Saying “there is no longer debate over the importance of aerosol exposure,” Michaels urged OSHA to develop an evidence-based OSHA standard that formally recognizes “the primacy” of this route in order to protect workers from all respiratory pathogens.
”The final OSHA standard must be evidence-based and recognize the ease with which this airborne disease is transmitted.” Michaels said at the hearing. “It should require employers to follow the hierarchy of controls, including engineering controls, to provide clean indoor air, including ventilation, filtration, and/or application of germicidal, ultraviolet technology, respiratory protection programs requiring NIOSH-certified respirators, medical removal benefits, including paid leave, and enhanced recording and reporting cases.”
In announcing the plan for final rulemaking, OSHA showed a willingness to be more flexible without committing to a regulation that would change with future CDC revisions.
“An OSHA regulation should allow health care facilities the flexibility to tailor their approach on infection prevention and control based on their risk assessment, rapidly changing evidence-based CDC guidance, supply availability and shortages, community transmission rates, and other factors that may change quickly and are specific sometimes to that facility or even that unit,” Lisa Sturm, MPH, CIC, FAPIC, said in testifying for the Association of Professionals in Infection Control and Epidemiology (APIC) at the hearing.
For more on this story, see the next issue of Hospital Infection Control & Prevention.
Gary Evans, BA, MA, has written numerous articles on infectious disease threats to both patients and healthcare workers. These include stories on HIV, SARS, SARS-CoV-2, pandemic influenza, MERS, and Ebola.

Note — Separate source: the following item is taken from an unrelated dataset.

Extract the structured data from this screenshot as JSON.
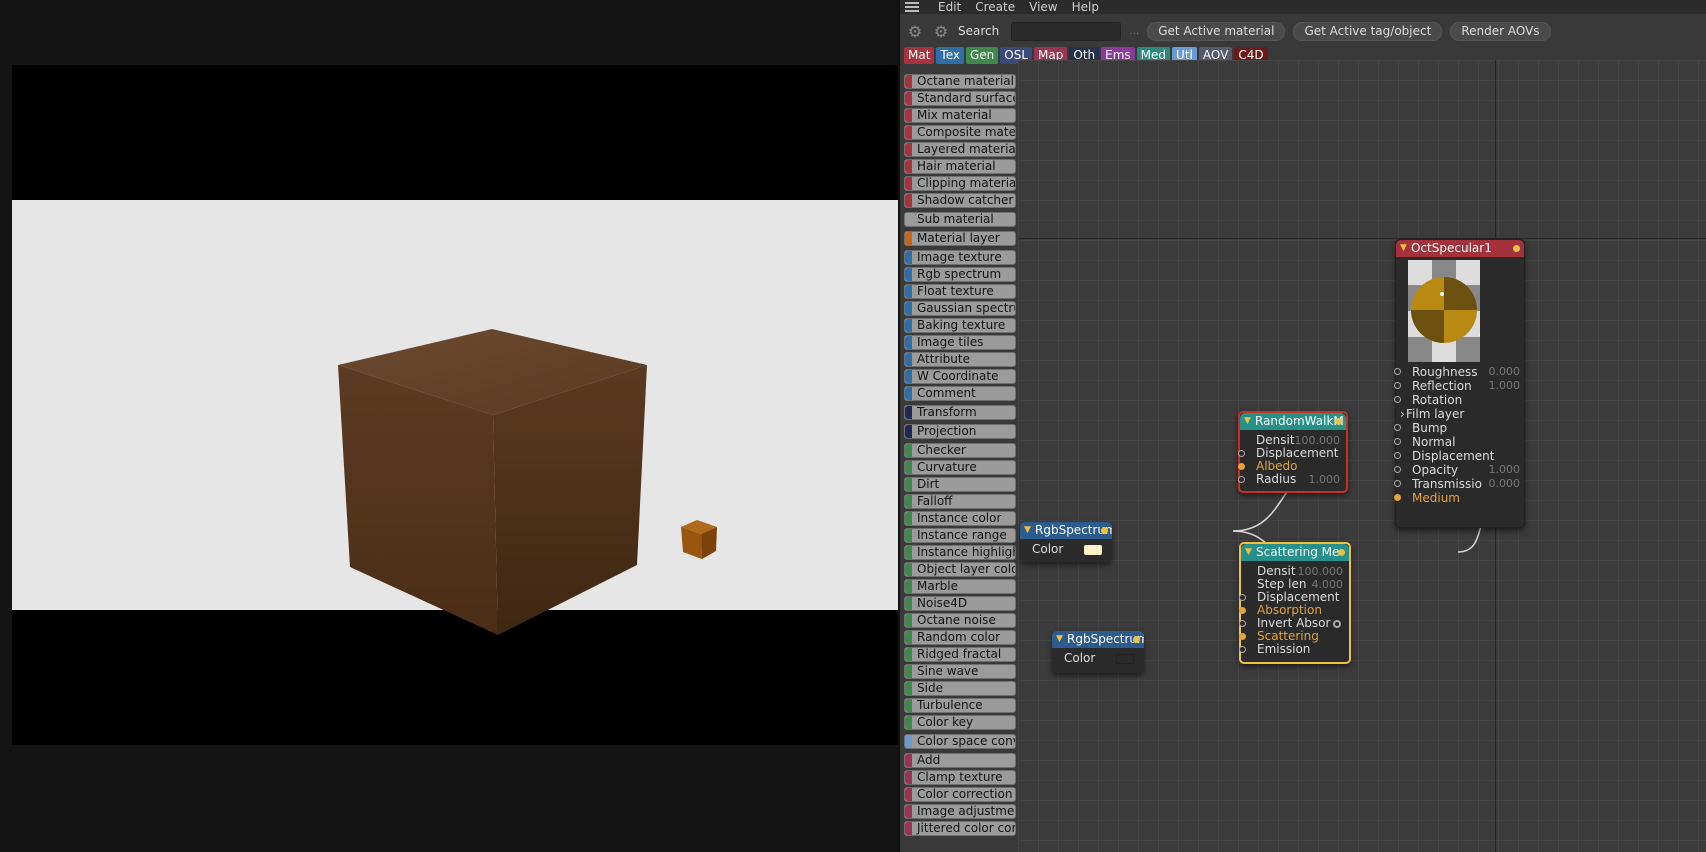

He has been honored for excellence in analytical reporting five times by the National Press Club in Washington, DC.